Certified Public Accountants (CPAs) hold titles such as "Managing Partner," "Chief Executive Officer" and "Controller." They are outgoing, creative and analytical. They are male, female and come from every ethnic and cultural background. You can choose to work in large or small firms or in any type of business imaginable. You can also work for government agencies like the FBI, in non-profit organizations like the Red Cross, or you could even own your own company. You may be found in a client's office, on business trips, at lunch meetings and at charitable functions.
The reason for this diversity is simple:
CPAs are the trusted professionals who enable people and organizations to shape their future. Combining insight with integrity, CPAs deliver value by:
- Communicating the total picture with clarity and objectivity;
- Translating complex information into critical knowledge;
- Anticipating and creating opportunities;
- Designing pathways that transform vision into reality.
If you think accountants and other business advisors are alike, think again. Those who are able to call themselves "CPAs" have met stringent education and experience requirements, must perform their work in accordance with high-quality technical and professional standards and adhere to a strict code of professional ethics. Individuals work hard to obtain the "CPA" designation, and they are committed to working even harder to deliver the value that it conveys.
What is the Difference Between Public and Private Accounting?
When students begin an accounting career, one of the first decisions they should consider is which area of the profession they wish to focus on.
Why Consider a Career in Public Accounting?
Some graduates may choose to work in public accounting. In public accounting, the CPA serves many clients as an objective assistant or in an advisory capacity. The public sector includes working in a certified public accounting firm (large, small or individual) servicing clients such as closely-held, family-owned businesses and small, publicly-owned companies. Local and regional firms make up more than 90 percent of the practice units in New Jersey.

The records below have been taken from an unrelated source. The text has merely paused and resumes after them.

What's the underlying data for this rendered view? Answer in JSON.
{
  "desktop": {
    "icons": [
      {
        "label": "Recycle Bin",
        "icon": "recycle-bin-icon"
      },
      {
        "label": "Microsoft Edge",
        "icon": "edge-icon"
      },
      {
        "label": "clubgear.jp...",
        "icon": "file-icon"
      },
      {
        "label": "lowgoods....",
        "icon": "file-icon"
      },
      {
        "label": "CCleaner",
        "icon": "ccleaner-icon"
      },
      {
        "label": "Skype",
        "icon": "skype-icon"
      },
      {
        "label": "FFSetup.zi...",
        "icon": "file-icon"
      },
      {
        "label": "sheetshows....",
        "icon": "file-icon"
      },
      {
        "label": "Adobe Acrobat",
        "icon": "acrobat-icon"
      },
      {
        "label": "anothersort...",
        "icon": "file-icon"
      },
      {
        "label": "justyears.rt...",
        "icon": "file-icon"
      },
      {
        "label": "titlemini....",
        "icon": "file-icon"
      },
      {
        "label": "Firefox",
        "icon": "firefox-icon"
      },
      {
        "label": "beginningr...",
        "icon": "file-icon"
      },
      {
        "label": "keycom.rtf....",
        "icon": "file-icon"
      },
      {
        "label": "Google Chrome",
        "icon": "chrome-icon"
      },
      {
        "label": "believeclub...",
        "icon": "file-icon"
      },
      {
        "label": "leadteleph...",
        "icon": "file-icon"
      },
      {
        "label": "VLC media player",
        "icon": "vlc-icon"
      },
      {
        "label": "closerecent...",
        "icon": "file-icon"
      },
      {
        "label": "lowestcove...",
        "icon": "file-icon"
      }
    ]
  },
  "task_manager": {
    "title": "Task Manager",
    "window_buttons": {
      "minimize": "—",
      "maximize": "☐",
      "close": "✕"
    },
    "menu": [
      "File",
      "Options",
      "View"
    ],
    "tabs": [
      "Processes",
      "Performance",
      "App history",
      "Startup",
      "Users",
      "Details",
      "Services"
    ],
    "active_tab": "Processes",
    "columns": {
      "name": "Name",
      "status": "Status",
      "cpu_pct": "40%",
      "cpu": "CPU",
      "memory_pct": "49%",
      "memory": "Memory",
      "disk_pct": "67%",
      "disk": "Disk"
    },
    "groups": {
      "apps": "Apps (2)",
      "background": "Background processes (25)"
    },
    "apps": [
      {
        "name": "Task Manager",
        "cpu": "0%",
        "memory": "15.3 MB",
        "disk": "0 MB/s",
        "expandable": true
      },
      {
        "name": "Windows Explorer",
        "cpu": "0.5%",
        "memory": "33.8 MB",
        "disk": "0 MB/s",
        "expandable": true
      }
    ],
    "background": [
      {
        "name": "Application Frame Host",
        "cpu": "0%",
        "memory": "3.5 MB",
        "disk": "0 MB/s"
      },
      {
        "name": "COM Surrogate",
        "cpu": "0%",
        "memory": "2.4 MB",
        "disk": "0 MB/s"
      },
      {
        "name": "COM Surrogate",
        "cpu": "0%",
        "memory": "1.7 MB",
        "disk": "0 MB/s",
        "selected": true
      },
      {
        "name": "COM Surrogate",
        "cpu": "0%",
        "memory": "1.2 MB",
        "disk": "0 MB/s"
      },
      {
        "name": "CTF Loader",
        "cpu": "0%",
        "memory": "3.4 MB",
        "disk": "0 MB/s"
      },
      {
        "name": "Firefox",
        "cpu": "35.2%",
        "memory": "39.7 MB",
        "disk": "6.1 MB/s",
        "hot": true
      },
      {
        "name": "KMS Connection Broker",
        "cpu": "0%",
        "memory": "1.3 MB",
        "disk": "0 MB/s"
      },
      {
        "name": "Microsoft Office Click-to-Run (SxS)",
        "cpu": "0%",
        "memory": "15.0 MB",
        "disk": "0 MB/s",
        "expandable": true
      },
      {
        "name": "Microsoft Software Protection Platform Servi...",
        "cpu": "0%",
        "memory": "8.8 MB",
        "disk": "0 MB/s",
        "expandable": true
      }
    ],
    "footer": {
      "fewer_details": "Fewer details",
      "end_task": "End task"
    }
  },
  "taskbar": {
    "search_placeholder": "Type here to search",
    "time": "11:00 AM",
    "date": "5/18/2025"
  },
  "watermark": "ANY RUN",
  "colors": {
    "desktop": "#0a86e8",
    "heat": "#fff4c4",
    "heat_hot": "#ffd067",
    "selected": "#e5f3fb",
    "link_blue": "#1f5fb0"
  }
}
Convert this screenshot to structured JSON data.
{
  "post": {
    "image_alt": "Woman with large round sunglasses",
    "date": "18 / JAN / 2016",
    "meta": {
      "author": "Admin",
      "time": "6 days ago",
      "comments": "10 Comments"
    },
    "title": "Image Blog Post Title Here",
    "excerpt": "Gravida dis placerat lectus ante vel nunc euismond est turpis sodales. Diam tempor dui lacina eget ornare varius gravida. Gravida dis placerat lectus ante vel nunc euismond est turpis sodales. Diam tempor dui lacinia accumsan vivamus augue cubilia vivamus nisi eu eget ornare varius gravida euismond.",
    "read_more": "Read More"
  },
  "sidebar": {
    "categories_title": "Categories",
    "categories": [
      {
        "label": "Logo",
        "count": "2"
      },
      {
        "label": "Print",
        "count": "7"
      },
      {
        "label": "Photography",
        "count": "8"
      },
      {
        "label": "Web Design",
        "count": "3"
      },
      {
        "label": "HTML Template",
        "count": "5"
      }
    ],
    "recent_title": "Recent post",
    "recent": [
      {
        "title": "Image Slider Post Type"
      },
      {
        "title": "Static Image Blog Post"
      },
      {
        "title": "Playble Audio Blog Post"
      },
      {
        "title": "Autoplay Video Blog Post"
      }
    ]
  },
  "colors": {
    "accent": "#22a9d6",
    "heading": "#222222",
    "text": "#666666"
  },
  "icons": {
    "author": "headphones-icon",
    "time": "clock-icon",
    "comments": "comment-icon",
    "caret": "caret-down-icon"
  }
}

Clients operate in a broad range of industries, from manufacturing and distribution to real estate and financial services. Public accounting services generally include audit, compilation and review, tax planning and preparation, personal financial planning, management advisory services and litigation support services. This provides the opportunity to work with many different types of businesses and to tailor a variety of services to meet each client's individual needs. And, more and more CPAs in public are expanding their services to include elder care, litigation support, technology and personal financial planning.
Why Consider a Career in Private Accounting?
Some graduates may choose to work in private accounting. The private sector includes CPAs working in government, education, not-for-profit and business and has been expanding rapidly during the past several years. In fact, business and industry members are now almost half of the NJSCPA's membership. CPAs in business typically are responsible for developing, producing and analyzing data useful for making business decisions and for reporting to internal and external interested parties.
Government accountants are hired to work in a wide range of positions in federal, state and local governments. Accounting educators are on the faculty of professional schools of accounting, colleges of business administration, community colleges and graduate schools of business. CPAs in business and industry work for companies ranging from family-owned businesses to Fortune 500 companies. CPAs in the private sector are considered strategic business partners of their organizations and work in a variety of different areas including financial management, financial reporting, internal audit, management accounting, tax planning and non-financial positions.